• Last modified 3756 days ago (Dec. 10, 2008)


Where do you get your gas?

I expect that many of you have muttered in frustration at the lack of gasoline available in Peabody. It pains me no end to have to drive to Florence or Walton just to fill up my gas tank. (And, yes, I know there is an alternative source just a half a block from Food Mart. However, we don’t have a card we can use at the Mid-Kansas Cooperative pumps. We are not alone in that.)

I have no idea why Food Mart doesn’t have gas. I am not going to speculate. I hope the situation soon is rectified, but I am not holding my breath. In the meantime, there are days when I am headed somewhere else and can get gas along the way. And, there are days when I smack my forehead because I am almost on empty and must unexpectedly detour to another town for gas before I can even start my day. I hate the inconvenience of not being able to get gas right here.

What I really want to say about this situation is that I hope all of you are paying attention. While Food Mart is not a victim of what happens when people don’t shop at home, the end result is the same. The community comes out on the short end of the stick because a product we need is not available to us.

We have lost many retail businesses during the years. Peabody has been home to jewelry, clothing, shoe, and music stores — even small department stores. We have had implement dealers and car dealers. There were times when several grocery stores, meat markets, produce companies, and bakeries were in competition with one another. Multiple restaurants, barbershops, gas stations, feed stores, banks, livery dealers, and drug stores have occupied business spaces in our community. We had a movie theater and a couple of hotels.

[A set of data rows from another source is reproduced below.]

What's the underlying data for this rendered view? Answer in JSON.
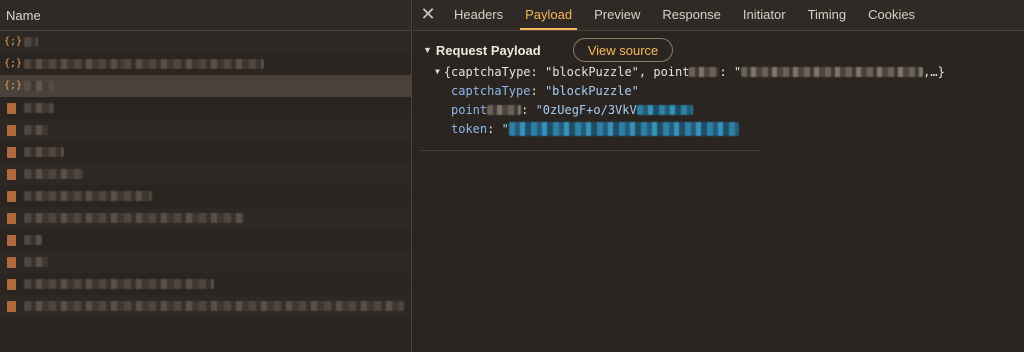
{
  "left_panel": {
    "header": "Name",
    "rows": [
      {
        "icon": "{;}",
        "kind": "json",
        "blur_width": 14
      },
      {
        "icon": "{;}",
        "kind": "json",
        "blur_width": 240
      },
      {
        "icon": "{;}",
        "kind": "json",
        "blur_width": 30,
        "selected": true
      },
      {
        "icon": "",
        "kind": "doc",
        "blur_width": 30
      },
      {
        "icon": "",
        "kind": "doc",
        "blur_width": 24
      },
      {
        "icon": "",
        "kind": "doc",
        "blur_width": 40
      },
      {
        "icon": "",
        "kind": "doc",
        "blur_width": 60
      },
      {
        "icon": "",
        "kind": "doc",
        "blur_width": 128
      },
      {
        "icon": "",
        "kind": "doc",
        "blur_width": 220
      },
      {
        "icon": "",
        "kind": "doc",
        "blur_width": 18
      },
      {
        "icon": "",
        "kind": "doc",
        "blur_width": 24
      },
      {
        "icon": "",
        "kind": "doc",
        "blur_width": 190
      },
      {
        "icon": "",
        "kind": "doc",
        "blur_width": 380
      }
    ]
  },
  "tabs": [
    "Headers",
    "Payload",
    "Preview",
    "Response",
    "Initiator",
    "Timing",
    "Cookies"
  ],
  "active_tab": "Payload",
  "payload": {
    "section_title": "Request Payload",
    "view_source": "View source",
    "summary_prefix": "{captchaType: \"blockPuzzle\", point",
    "summary_mid": ": \"",
    "summary_suffix": ",…}",
    "props": [
      {
        "key": "captchaType",
        "sep": ": ",
        "value": "\"blockPuzzle\""
      },
      {
        "key": "point",
        "sep": ": ",
        "value": "\"0zUegF+o/3VkV"
      },
      {
        "key": "token",
        "sep": ": ",
        "value": "\""
      }
    ]
  },
  "colors": {
    "accent": "#f6b65c",
    "key": "#8fb7ea",
    "string": "#a9cdf4",
    "background": "#2a2520"
  }
}
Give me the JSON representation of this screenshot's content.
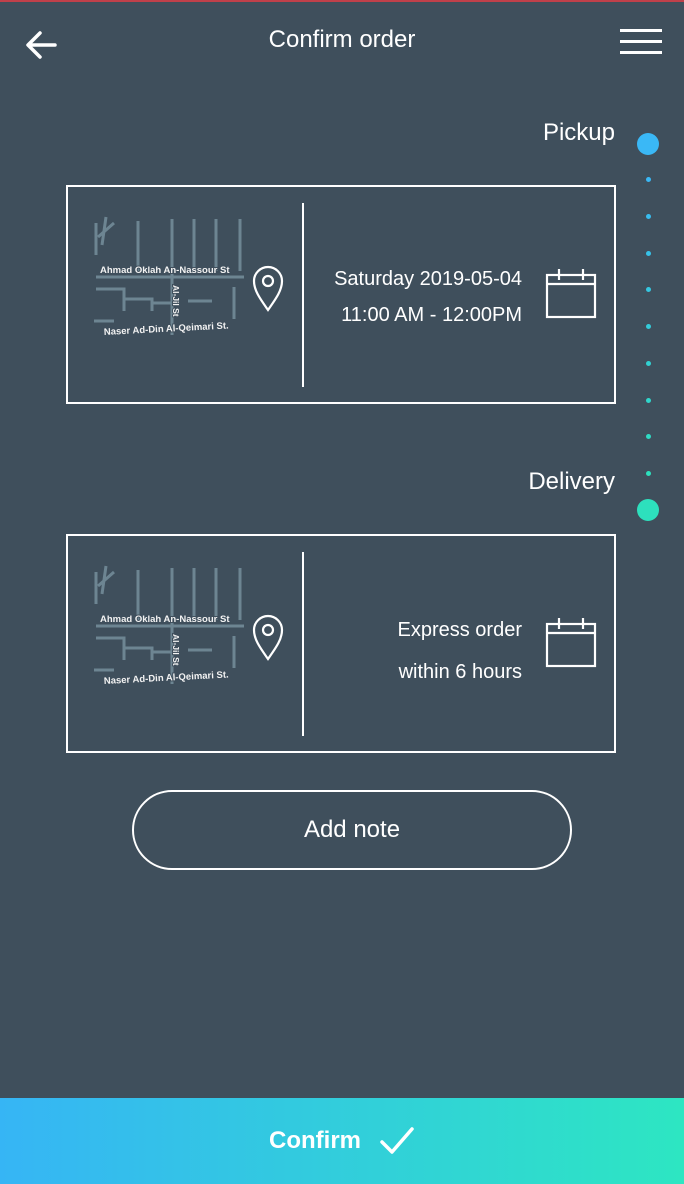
{
  "header": {
    "title": "Confirm order",
    "back_icon": "arrow-left-icon",
    "menu_icon": "hamburger-menu-icon"
  },
  "pickup": {
    "label": "Pickup",
    "map": {
      "street_top": "Ahmad Oklah An-Nassour St",
      "street_vertical": "Al-Jil St",
      "street_bottom": "Naser Ad-Din Al-Qeimari St."
    },
    "date": "Saturday 2019-05-04",
    "time": "11:00 AM - 12:00PM",
    "accent": "#3ab8f6"
  },
  "delivery": {
    "label": "Delivery",
    "map": {
      "street_top": "Ahmad Oklah An-Nassour St",
      "street_vertical": "Al-Jil St",
      "street_bottom": "Naser Ad-Din Al-Qeimari St."
    },
    "line1": "Express order",
    "line2": "within 6 hours",
    "accent": "#2de0bd"
  },
  "note_button": "Add note",
  "confirm": {
    "label": "Confirm",
    "icon": "check-icon",
    "gradient": [
      "#36b5f5",
      "#2de6c2"
    ]
  },
  "colors": {
    "background": "#3f4f5c",
    "map_road": "#6d8592"
  }
}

Times changed and the community business landscape changed as well. Many of those shifts were identified as “progress.” We became more mobile and a trip to a larger town to shop qualified as entertainment. Often we saved money shopping in a mall or super store. We were not particularly loyal to our local businesses. We figured they would be there if we needed them, but many left or folded. They will never be back. They became part of a vicious downward spiral. When people went out of town for gifts, jewelry, or clothing, they also picked up cleaning, bought groceries, got their hair done, or went out to eat. Local businesses got even less of the local discretionary income.

We currently have a good core of businesses in Peabody, but imagine what our lives would be like if we were to lose the bank or drug store? We are lucky to have a mechanic, a veterinarian, gift stores, hairdressers, and a bookstore. We have butchering and locker service, restaurants, a furniture and carpet store, some antique shops, and, yes, the card- operated fuel pumps on Ninth Street for those lucky souls with a card!

Any little Mr. Fix-it project that goes on at our house requires multiple treks to Peabody Hardware. I can’t imagine making a single successful trip to a store in Newton, arriving back home with everything necessary to finish the job. No way would that ever happen. If the Mister couldn’t “run down to the hardware store” every 27 minutes in the life of the project, it would never get finished.

I go to the grocery store nearly every evening because I am not a well-organized person. I fly by the seat of my pants. It rarely occurs to me on Monday that I will have to have something for supper on Tuesday, Wednesday, Thursday, and even Friday. At 5 p.m. Monday, I go to Peabody Market to find something for supper. I pay for it, go home, and cook it. Mission accomplished. We will never have to eat again, right? Sure.

So, it is my most fervent hope we can retain the businesses we have. They provide us with goods and services necessary to satisfy our most basic needs and wants. We must support them to keep them. I really don’t want to have to go out of town to cash a check, fill a prescription, or buy an orange. Do you?

I hope all of you will make it a point to visit your local merchants this holiday season and do some of your Christmas shopping locally. “Spread the wealth around” as the president-elect has been quoted as saying.

In the meantime, remember this one: use it or lose it.

— Susan Marshall

Last modified Dec. 10, 2008